  • Cheese crisps: bake shredded cheese into crispy crackers or chips.
  • Tuna or chicken salad: make it creamy with mayo and eat with a spoon.
  • Bone broth: nourishing light snack to sip throughout the day.

The key is sticking to animal products and avoiding any plant-based ingredients. Get creative with meat, eggs, dairy and fish for satisfying high protein snacks that align with carnivore guidelines. Moderation and variety are still key for any snack you choose.

The Bottom Line on Pork Rinds and the Carnivore Diet

Pork rinds can be enjoyed in moderation as a crunchy, protein-packed snack option for those following a carnivorous eating plan. When choosing high quality products and pairing with other nutrient-dense animal foods, they can add flavor and satiation without derailing your results.

Just be cautious of overdoing it on the salt, saturated fat, and potentially undesirable ingredients in some packaged pork rinds. As with any restrictive diet, work with your healthcare provider to determine if this very limited eating pattern is right for your situation.

In general though, pork rinds are a satisfying way to get a salty, crunchy snack fix without compromising your carnivore diet. Enjoy them occasionally as a substitute for the chips, crackers, pretzels and popcorn you’re missing out on. In the right amounts, they can be a better-for-you hog heaven!

damian bennett

About the author

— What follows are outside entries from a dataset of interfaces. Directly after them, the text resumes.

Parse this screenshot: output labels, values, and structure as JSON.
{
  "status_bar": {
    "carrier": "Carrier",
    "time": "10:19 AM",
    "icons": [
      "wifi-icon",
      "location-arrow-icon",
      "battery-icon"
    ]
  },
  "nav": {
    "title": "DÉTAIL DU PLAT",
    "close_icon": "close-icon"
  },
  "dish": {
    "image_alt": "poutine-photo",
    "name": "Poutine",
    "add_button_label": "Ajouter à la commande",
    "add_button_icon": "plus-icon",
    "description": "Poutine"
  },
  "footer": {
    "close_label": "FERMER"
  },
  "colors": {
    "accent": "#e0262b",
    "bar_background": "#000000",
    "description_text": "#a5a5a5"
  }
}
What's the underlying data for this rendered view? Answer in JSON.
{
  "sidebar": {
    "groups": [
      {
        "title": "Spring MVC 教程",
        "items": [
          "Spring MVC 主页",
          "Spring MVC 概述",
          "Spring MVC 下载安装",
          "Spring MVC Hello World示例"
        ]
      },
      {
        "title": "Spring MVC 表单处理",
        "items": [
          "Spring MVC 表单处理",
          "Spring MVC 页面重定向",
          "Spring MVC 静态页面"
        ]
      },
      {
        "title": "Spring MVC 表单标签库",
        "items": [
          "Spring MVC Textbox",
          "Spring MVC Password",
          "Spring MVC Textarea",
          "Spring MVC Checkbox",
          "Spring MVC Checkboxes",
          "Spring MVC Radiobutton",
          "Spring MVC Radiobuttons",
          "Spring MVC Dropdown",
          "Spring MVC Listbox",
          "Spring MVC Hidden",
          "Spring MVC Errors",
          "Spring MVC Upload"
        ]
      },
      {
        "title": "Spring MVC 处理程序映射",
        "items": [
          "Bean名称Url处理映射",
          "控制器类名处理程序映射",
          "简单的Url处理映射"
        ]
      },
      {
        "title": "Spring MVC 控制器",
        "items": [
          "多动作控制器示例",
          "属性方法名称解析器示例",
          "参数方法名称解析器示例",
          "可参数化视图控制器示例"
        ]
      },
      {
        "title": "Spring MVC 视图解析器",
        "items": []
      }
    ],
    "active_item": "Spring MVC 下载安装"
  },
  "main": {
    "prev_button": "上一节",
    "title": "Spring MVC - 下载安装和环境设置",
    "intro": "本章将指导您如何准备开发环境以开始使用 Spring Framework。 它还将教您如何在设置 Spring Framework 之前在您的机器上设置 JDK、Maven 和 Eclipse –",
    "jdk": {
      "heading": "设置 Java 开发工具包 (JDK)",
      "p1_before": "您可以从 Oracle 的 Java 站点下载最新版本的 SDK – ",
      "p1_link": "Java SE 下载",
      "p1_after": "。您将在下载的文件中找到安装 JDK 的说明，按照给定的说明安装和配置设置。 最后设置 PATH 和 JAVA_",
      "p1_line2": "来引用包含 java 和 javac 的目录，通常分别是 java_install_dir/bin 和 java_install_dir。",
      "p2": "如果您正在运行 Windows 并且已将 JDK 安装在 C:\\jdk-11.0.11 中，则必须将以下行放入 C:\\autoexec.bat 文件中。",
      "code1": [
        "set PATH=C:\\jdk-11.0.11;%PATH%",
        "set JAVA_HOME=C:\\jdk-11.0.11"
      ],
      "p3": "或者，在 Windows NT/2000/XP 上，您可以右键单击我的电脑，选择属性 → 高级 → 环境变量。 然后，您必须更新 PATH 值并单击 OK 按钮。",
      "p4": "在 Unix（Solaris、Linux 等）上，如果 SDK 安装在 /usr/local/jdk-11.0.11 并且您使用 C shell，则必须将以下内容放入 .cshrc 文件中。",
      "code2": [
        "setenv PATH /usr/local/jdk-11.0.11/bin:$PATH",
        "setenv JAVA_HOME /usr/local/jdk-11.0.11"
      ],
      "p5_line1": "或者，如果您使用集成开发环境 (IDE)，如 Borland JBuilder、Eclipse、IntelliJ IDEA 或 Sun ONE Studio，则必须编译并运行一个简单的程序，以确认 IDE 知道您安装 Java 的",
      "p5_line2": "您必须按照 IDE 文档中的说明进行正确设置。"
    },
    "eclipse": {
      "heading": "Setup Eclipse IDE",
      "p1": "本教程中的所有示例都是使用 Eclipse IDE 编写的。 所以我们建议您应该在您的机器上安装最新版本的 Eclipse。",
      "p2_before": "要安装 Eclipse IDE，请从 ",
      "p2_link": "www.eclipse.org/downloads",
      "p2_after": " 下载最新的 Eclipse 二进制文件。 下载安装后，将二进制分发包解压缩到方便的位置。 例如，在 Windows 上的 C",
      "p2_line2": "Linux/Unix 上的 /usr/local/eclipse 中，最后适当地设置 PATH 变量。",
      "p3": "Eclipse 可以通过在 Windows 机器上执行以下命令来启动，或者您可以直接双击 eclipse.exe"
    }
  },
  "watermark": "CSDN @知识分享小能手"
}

With over 15 years experience in the health and nutrition industry, Damian Bennett is at the forefront of effective weight management strategies. He has degree in Food Science from the University of Maryland and two certifications from the National Association of Sports Medicine. Damian has now helped countless individuals achieve their weight loss goals.